Dataset records ▸
=== Begin Enclosure ===

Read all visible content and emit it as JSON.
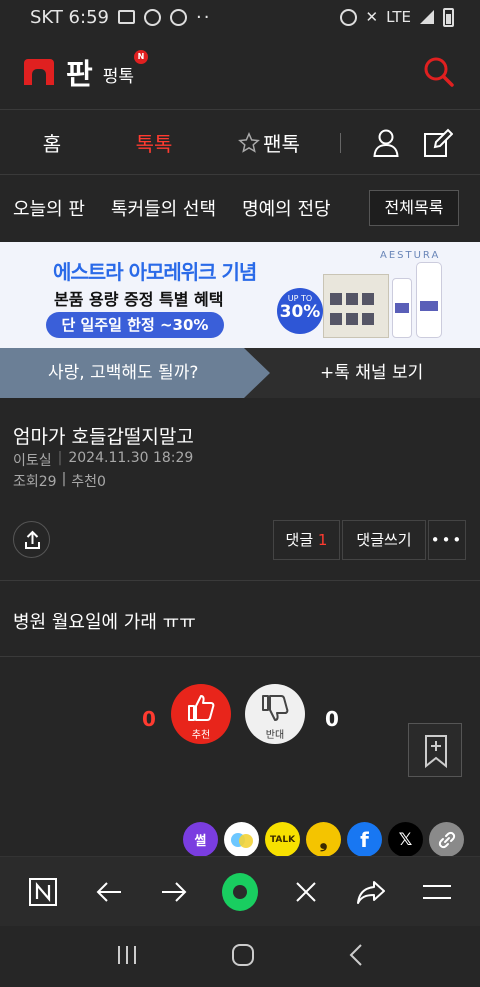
{
  "status_bar": {
    "carrier_time": "SKT 6:59",
    "dots": "··",
    "lte": "LTE"
  },
  "app_bar": {
    "logo_text": "판",
    "sub_label": "펑톡",
    "new_badge": "N"
  },
  "tabs": {
    "home": "홈",
    "toktok": "톡톡",
    "fantok": "팬톡"
  },
  "sub_nav": {
    "items": [
      "오늘의 판",
      "톡커들의 선택",
      "명예의 전당"
    ],
    "all_list": "전체목록"
  },
  "banner": {
    "line1": "에스트라 아모레위크 기념",
    "line2": "본품 용량 증정 특별 혜택",
    "line3": "단 일주일 한정 ~30%",
    "brand": "AESTURA",
    "badge_top": "UP TO",
    "badge_pct": "30%"
  },
  "channel": {
    "name": "사랑, 고백해도 될까?",
    "more": "+톡 채널 보기"
  },
  "post": {
    "title": "엄마가 호들갑떨지말고",
    "author": "이토실",
    "date": "2024.11.30 18:29",
    "views": "조회29",
    "recommend": "추천0",
    "body": "병원 월요일에 가래 ㅠㅠ"
  },
  "comments": {
    "label": "댓글",
    "count": "1",
    "write": "댓글쓰기",
    "more": "•••"
  },
  "vote": {
    "up_count": "0",
    "up_label": "추천",
    "down_count": "0",
    "down_label": "반대"
  },
  "share": {
    "ssul": "썰",
    "talk": "TALK",
    "story": "❟",
    "facebook": "f",
    "x": "𝕏"
  },
  "colors": {
    "accent": "#ff3b30",
    "background": "#262626",
    "channel_bg": "#6b7f96",
    "home_ball": "#19ce60"
  }
}
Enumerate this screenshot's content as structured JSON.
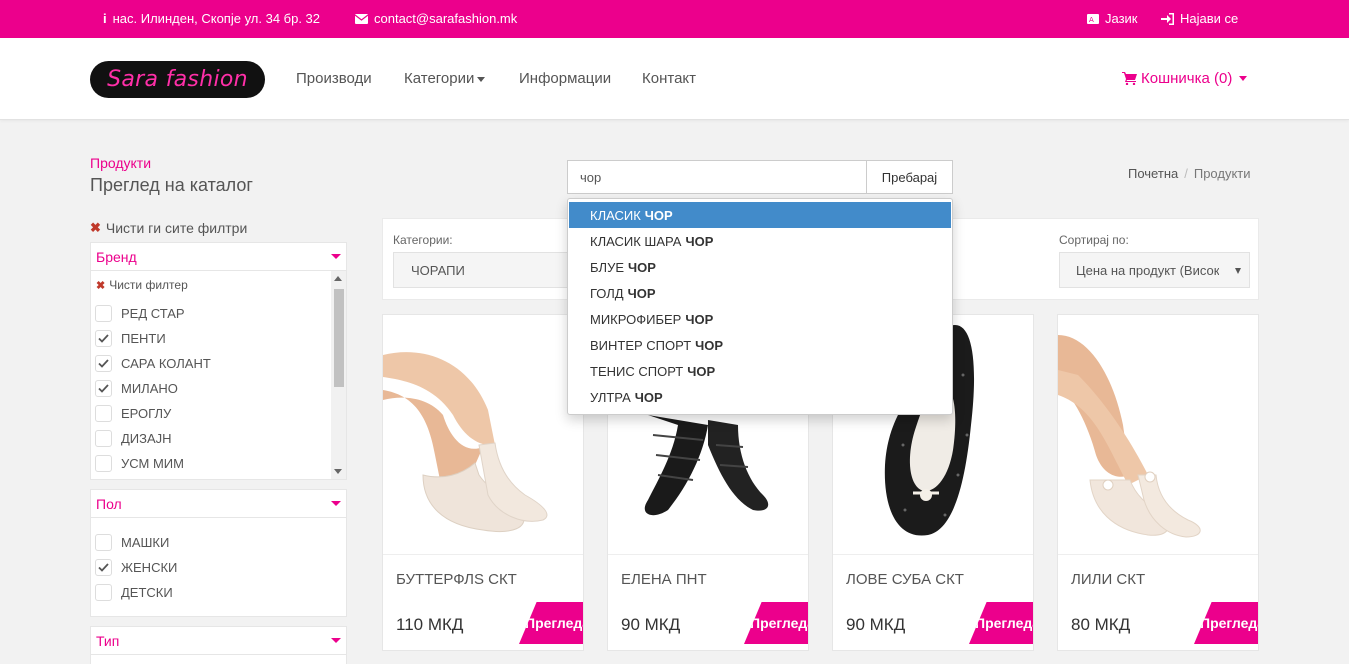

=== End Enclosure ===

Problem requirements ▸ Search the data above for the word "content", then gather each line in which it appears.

Answer box ▸
Read all visible content and emit it as JSON.
Enumerate this screenshot's content as structured JSON.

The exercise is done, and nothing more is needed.